This paper has discussed the rationale for reviewing and synthesising qualitative research in a systematic way and has outlined one specific approach for doing this: thematic synthesis. While it is not the only method which might be used – and we have discussed some of the other options available – we present it here as a tested technique that has worked in the systematic reviews in which it has been employed.
We have observed that one of the key tasks in the synthesis of qualitative research is the translation of concepts between studies. While the activity of translating concepts is usually undertaken in the few syntheses of qualitative research that exist, there are few examples that specify the detail of how this translation is actually carried out. The example above shows how we achieved the translation of concepts across studies through the use of line-by-line coding, the organisation of these codes into descriptive themes, and the generation of analytical themes through the application of a higher level theoretical framework. This paper therefore also demonstrates how the methods and process of a thematic synthesis can be written up in a transparent way.
This paper goes some way to addressing concerns regarding the use of thematic analysis in research synthesis raised by Dixon-Woods and colleagues who argue that the approach can lack transparency due to a failure to distinguish between 'data-driven' or 'theory-driven' approaches. Moreover they suggest that, "if thematic analysis is limited to summarising themes reported in primary studies, it offers little by way of theoretical structure within which to develop higher order thematic categories..."
], p47]. Part of the problem, they observe, is that the precise methods of thematic synthesis are unclear. Our approach contains a clear separation between the 'data-driven' descriptive themes and the 'theory-driven' analytical themes and demonstrates how the review questions provided a theoretical structure within which it became possible to develop higher order thematic categories.
The theme of 'going beyond' the content of the primary studies was discussed earlier. Citing Strike and Posner [59
], Campbell et al
], p672] also suggest that synthesis "involves some degree of conceptual innovation, or employment of concepts not found in the characterisation of the parts and a means of creating the whole"

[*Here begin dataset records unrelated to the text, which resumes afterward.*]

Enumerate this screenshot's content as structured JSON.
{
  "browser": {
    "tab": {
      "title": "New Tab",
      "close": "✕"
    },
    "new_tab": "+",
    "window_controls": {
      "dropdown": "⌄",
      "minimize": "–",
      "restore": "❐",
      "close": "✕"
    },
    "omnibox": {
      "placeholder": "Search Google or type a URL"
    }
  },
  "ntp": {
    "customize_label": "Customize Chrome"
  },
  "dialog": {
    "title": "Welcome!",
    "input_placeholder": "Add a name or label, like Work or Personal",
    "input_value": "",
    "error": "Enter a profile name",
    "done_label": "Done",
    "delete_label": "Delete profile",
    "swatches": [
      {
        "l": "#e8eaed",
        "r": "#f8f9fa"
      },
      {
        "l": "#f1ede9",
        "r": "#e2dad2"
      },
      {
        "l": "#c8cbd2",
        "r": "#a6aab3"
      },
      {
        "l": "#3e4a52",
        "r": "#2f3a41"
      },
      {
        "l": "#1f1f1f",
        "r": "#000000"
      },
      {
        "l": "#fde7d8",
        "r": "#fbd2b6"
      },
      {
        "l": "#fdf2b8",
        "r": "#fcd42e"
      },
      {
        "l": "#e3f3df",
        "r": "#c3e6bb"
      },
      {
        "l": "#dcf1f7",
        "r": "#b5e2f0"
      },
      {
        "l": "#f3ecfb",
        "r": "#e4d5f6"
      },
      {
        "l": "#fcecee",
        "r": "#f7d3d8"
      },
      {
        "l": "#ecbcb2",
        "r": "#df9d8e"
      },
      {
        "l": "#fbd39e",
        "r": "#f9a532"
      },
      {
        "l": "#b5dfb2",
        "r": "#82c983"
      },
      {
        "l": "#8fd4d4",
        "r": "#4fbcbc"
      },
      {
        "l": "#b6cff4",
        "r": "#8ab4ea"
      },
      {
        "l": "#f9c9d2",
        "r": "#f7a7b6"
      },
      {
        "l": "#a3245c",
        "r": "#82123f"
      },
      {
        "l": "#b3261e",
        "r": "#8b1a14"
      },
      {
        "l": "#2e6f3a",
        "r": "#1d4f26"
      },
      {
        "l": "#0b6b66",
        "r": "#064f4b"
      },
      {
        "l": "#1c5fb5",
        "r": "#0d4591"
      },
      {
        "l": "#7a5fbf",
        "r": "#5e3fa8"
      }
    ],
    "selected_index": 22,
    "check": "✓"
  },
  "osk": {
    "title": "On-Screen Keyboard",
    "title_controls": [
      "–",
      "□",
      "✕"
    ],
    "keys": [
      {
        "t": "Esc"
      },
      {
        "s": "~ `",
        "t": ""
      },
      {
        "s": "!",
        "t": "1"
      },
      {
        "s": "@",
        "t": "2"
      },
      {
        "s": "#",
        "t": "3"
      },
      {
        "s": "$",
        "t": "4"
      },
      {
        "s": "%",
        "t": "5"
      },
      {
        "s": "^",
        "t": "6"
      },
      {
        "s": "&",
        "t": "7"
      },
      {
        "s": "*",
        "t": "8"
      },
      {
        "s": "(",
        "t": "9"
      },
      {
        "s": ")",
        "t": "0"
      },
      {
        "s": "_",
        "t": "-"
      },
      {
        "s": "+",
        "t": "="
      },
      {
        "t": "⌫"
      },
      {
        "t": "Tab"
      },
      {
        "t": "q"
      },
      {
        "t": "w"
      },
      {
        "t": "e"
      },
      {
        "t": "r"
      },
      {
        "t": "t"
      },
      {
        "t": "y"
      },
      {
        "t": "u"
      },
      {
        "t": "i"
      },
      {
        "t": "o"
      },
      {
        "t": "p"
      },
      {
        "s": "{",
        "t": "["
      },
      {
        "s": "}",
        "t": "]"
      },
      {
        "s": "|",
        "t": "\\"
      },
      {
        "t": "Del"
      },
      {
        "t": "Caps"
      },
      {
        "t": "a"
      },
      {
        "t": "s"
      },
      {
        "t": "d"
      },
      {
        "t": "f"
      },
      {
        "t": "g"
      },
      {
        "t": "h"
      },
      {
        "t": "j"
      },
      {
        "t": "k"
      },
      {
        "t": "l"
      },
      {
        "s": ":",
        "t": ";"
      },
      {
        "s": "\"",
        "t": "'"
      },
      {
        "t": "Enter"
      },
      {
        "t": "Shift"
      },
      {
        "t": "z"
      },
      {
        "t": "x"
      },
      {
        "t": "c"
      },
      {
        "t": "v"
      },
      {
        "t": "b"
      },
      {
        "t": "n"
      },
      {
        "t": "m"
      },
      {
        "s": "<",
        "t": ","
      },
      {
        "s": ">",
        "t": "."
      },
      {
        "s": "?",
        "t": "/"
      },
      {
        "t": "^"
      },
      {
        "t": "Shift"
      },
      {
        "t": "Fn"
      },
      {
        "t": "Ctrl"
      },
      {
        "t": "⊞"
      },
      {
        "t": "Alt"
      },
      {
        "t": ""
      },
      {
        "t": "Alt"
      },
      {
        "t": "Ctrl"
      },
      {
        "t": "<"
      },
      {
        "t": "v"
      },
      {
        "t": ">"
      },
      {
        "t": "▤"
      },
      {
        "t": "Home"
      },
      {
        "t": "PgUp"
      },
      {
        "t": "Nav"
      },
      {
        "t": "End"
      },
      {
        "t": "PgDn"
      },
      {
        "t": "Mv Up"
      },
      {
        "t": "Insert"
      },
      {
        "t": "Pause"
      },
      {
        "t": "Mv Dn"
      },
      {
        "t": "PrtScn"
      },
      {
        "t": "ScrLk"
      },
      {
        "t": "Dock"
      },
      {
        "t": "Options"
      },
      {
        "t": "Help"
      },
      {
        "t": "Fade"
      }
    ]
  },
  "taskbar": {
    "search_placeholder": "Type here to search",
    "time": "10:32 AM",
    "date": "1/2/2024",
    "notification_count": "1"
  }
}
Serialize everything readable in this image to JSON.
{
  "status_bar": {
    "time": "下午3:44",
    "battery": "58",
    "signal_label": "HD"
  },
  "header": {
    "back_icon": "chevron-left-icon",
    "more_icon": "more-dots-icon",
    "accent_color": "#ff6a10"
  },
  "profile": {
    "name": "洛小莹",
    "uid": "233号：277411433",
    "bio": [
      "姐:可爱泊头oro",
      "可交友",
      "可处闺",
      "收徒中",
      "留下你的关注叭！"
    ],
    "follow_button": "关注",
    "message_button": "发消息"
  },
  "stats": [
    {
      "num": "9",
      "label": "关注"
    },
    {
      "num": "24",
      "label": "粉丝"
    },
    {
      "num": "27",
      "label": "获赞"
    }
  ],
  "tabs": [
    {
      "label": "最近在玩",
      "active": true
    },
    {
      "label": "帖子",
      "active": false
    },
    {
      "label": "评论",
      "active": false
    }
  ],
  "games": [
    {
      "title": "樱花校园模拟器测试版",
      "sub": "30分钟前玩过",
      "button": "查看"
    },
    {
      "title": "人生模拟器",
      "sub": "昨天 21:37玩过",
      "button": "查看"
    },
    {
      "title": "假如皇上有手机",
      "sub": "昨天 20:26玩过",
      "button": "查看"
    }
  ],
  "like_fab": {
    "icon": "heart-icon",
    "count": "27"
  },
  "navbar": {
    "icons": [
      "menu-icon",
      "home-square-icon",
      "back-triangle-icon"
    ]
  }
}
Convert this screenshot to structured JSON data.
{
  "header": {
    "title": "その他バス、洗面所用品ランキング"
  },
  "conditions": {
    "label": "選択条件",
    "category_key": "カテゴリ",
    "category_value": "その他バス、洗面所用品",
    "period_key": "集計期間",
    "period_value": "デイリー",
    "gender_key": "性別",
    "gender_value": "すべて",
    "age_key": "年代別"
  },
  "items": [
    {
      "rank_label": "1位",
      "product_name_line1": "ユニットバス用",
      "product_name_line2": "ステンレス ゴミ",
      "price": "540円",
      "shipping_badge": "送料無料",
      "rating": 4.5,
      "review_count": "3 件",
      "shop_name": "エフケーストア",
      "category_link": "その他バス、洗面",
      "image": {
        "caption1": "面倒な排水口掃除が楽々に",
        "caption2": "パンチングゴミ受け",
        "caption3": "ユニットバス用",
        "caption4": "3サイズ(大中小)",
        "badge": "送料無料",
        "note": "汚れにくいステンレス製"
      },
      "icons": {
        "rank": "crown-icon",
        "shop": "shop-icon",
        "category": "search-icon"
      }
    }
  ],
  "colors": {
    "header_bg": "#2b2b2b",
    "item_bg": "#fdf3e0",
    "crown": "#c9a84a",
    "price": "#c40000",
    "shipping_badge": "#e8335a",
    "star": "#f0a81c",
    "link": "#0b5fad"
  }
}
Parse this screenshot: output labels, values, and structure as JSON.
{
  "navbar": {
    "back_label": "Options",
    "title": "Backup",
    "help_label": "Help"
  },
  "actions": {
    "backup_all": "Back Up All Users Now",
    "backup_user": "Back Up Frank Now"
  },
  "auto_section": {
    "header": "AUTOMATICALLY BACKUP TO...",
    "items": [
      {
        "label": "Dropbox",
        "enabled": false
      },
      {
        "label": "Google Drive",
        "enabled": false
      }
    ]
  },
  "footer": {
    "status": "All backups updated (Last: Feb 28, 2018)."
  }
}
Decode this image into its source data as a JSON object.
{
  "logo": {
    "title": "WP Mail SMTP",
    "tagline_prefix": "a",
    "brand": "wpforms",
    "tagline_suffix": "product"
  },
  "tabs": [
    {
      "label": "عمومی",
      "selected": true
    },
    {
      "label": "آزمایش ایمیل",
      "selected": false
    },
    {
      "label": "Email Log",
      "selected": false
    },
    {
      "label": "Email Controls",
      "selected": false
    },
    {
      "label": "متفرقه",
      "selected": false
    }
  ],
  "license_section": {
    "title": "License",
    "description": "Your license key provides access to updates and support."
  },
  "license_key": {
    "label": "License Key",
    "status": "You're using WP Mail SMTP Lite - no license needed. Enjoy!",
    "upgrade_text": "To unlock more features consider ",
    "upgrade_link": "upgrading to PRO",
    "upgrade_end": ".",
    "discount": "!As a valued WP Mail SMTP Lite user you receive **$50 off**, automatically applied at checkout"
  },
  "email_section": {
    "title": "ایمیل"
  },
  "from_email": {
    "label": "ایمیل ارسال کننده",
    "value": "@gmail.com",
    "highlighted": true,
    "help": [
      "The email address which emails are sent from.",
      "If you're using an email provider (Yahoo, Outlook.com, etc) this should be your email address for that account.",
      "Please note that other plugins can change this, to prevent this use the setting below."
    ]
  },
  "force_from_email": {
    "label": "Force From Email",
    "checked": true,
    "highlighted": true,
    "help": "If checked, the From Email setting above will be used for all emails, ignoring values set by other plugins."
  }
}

. This was certainly true of the example given in this paper. We used a series of questions, derived from the main topic of our review, to focus an examination of our descriptive themes and we do not find our recommendations for interventions contained in the findings of the primary studies: these were new propositions generated by the reviewers in the light of the synthesis. The method also demonstrates that it is possible to synthesise without conceptual innovation. The initial synthesis, involving the translation of concepts between studies, was necessary in order for conceptual innovation to begin. One could argue that the conceptual innovation, in this case, was only necessary because the primary studies did not address our review question directly. In situations in which the primary studies are concerned directly with the review question, it may not be necessary to go beyond the contents of the original studies in order to produce a satisfactory synthesis (see, for example, Marston and King, [60
]). Conceptually, our analytical themes
are similar to the ultimate product of meta-ethnographies: third order interpretations
], since both are explicit mechanisms for going beyond the content of the primary studies and presenting this in a transparent way. The main difference between them lies in their purposes. Third order interpretations
bring together the implications of translating studies into one another in their own terms, whereas analytical themes
are the result of interrogating a descriptive synthesis by placing it within an external theoretical framework (our review question and sub-questions). It may be, therefore, that analytical themes
are more appropriate when a specific review question is being addressed (as often occurs when informing policy and practice), and third order interpretations
should be used when a body of literature is being explored in and of itself, with broader, or emergent, review questions.
This paper is a contribution to the current developmental work taking place in understanding how best to bring together the findings of qualitative research to inform policy and practice. It is by no means the only method on offer but, by drawing on methods and principles from qualitative primary research, it benefits from the years of methodological development that underpins the research it seeks to synthesise.